"Go to Amsterdam, just for a weekend; and return home with one thousand new sights and stories: about meeting lunatics in the coffee shops, about watching madmen snort speed on the train, about hysterical nutters hanging off the lazy trams screaming, about chemically crazed kids in the bare intense clubs dancing faster than you thought possible, and the fools floundering in the canals each night, the tourists taking photos on the canals all day, about the grinning jibberers skinning up on street corners, about the shaky stumbling addicts snorting drugs against blank walls.

"Expect stories about taking drugs: what-happened-on-super-skunk, about sitting still, quietly, for a very very long time, a long time, very very, somewhere, with someone, else, and forgetting, forgetting everything, what was that last bit, don’t know, forgotten, about sex-shows and bizarre magazine images, about hours of giggles, about what and who fell into a canal, about seeing Jesus on the pool table thanks to magic mushrooms, legal and sold over the counter don’t you know, about having a smoke on a street stood next to a smiling mellow copper. About crack-heads on every corner making you feel paranoid along with the dealers left-right-and-centre, about avoiding pick-pockets despite being battered, about the police station in the red-light district: on one side of it a brothel, on the other a coffee shop, about getting clattered and stealing bikes at 4am. About cunningly using the public transport system without paying, about the hotel slept in from 8 in the morning to 3 in the afternoon, about the culinary nirvana of McDonalds, which never tasted so good.

"Or instead do the whole thing properly: go to the vast Dutch port and city of Rotterdam, not for a weekend, but for three months, for January and February and March. That’s twenty times longer than a weekend. And there’s half-again more coffee shops in Rotterdam than in Amsterdam, so roughly double the available quantity of drugs. And there’s no tourists: making Rotterdam skunk half the price of Amsterdam skunk, and double the quality. Treble.

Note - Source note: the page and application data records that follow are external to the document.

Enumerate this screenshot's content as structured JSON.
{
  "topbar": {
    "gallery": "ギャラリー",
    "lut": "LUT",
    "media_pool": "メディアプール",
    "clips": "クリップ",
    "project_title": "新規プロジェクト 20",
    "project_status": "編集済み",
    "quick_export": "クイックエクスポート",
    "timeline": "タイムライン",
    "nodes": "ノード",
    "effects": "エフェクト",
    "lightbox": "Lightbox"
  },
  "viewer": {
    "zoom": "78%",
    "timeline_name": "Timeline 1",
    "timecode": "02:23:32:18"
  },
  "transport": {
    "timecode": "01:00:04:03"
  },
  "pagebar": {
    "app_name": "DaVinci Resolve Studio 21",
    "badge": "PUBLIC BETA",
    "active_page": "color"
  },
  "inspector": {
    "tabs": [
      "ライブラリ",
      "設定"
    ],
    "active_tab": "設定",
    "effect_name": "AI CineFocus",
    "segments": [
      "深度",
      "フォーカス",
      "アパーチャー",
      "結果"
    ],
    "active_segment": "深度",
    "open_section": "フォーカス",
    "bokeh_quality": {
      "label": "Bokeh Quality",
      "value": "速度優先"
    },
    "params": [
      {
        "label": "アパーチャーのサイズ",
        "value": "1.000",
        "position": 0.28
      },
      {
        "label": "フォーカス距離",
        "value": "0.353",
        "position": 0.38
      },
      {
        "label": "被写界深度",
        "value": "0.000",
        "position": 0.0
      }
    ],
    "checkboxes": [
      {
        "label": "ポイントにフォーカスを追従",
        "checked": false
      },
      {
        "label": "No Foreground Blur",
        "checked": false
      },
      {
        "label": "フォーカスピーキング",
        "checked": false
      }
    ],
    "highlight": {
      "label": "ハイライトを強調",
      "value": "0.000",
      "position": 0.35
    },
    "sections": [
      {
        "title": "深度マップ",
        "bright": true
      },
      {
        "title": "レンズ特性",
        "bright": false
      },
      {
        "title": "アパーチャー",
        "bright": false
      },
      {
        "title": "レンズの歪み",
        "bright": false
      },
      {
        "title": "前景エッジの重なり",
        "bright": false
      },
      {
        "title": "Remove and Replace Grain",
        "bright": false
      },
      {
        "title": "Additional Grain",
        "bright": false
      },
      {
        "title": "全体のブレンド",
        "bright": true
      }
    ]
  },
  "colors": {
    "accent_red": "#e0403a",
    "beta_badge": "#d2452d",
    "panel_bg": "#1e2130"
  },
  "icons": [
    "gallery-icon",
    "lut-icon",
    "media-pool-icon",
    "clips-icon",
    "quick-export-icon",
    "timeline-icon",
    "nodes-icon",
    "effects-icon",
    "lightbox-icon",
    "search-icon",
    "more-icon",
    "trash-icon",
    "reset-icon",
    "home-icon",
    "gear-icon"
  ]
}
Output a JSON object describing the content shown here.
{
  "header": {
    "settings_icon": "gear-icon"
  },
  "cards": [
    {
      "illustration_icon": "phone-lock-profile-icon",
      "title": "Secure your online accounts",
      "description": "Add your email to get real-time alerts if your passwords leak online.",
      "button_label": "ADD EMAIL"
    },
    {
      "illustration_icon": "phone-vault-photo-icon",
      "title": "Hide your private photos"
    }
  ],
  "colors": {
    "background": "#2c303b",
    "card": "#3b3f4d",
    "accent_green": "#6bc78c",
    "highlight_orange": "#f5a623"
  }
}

"Rotterdam, a real world city, a town without tourists, not like that little vice cul-de-sac up the coast (which is only a train-ride away anyway); Rotterdam, not just a city sating the simple desires of foreigners for escapism and vice, but a real part of Holland, not just a cauldron conjuring sights and stories for tourists, with whores for witches and drugs for broth. So: go for six weeks, and after quick multiplication, you can expect to return home with … about a million stories about drugs, about nutcases, about the Dutch, about the sex, and some truths about another country. About a million stories to be expected from three months in Rotterdam, rent-free, admittedly on a shoestring budget, but staying there with your best mate from school in the student flats. Perfect. About a million stories about mad people and taking drugs and both. Sat in a cold waiting room, you must be excited for the first time in months.

"Rotterdam, Rotterdam. Rotterdam: town without tourists, place without a trail of photo opportunities provided by neat maps sold by fake friendly locals on corners, a stretch of land without people there for the banal excitement of having a holiday memory consisting of ‘something different’ now found in a photo album under a coffee table; place of people living daily lives, same routine, same street, not visiting some quick and easy gallery for foreigners with video cameras after a cultural fix to talk about in distant dinner parties, but ordinary Dutch people sitting in the same places, places of routine, meaningful repetition, rounding the same bend most days, boarding the same tram and paying the same fare, muttering at the same stuff and spreading jokes amongst each other. Not for tourists, not for travellers, not for nothing but normal life, hardcore Dutch life. And life that starts anew."

Remember that? I, Fist, asked him this afternoon. Remember that? He'll get back to you tomorrow.